* [PROBLEM TO WORK ON]:
Determine how many lines in the entries below include the word "your", and reply with that number alone.

* [RECORDS SUPPLIED]:
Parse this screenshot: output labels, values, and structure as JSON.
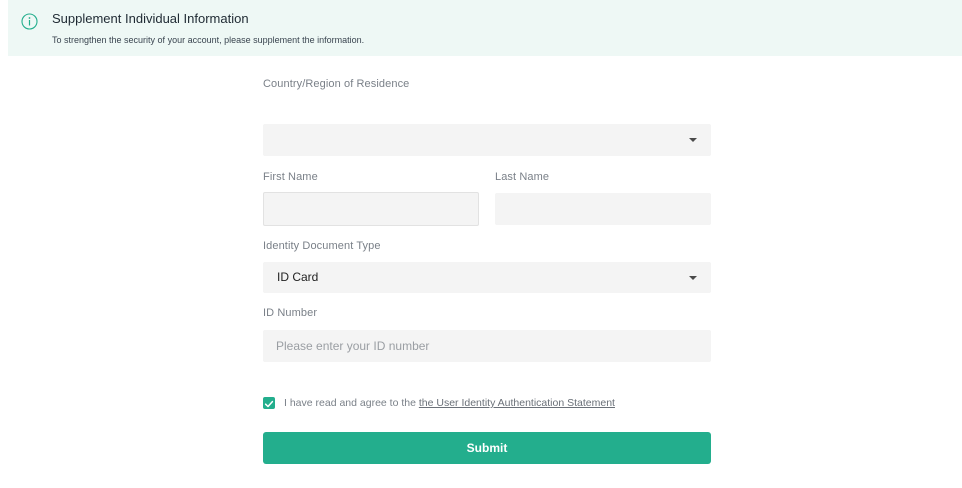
{
  "banner": {
    "title": "Supplement Individual Information",
    "subtitle": "To strengthen the security of your account, please supplement the information.",
    "icon": "info-icon",
    "background": "#eef8f5",
    "icon_color": "#23ae8d"
  },
  "form": {
    "country": {
      "label": "Country/Region of Residence",
      "value": ""
    },
    "first_name": {
      "label": "First Name",
      "value": ""
    },
    "last_name": {
      "label": "Last Name",
      "value": ""
    },
    "document_type": {
      "label": "Identity Document Type",
      "value": "ID Card"
    },
    "id_number": {
      "label": "ID Number",
      "value": "",
      "placeholder": "Please enter your ID number"
    },
    "agreement": {
      "checked": true,
      "text": "I have read and agree to the",
      "link_text": "the User Identity Authentication Statement"
    },
    "submit_label": "Submit"
  },
  "colors": {
    "accent": "#23ae8d",
    "field_bg": "#f4f4f4",
    "label": "#7a8088"
  }
}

* [TASK SOLUTION]:
2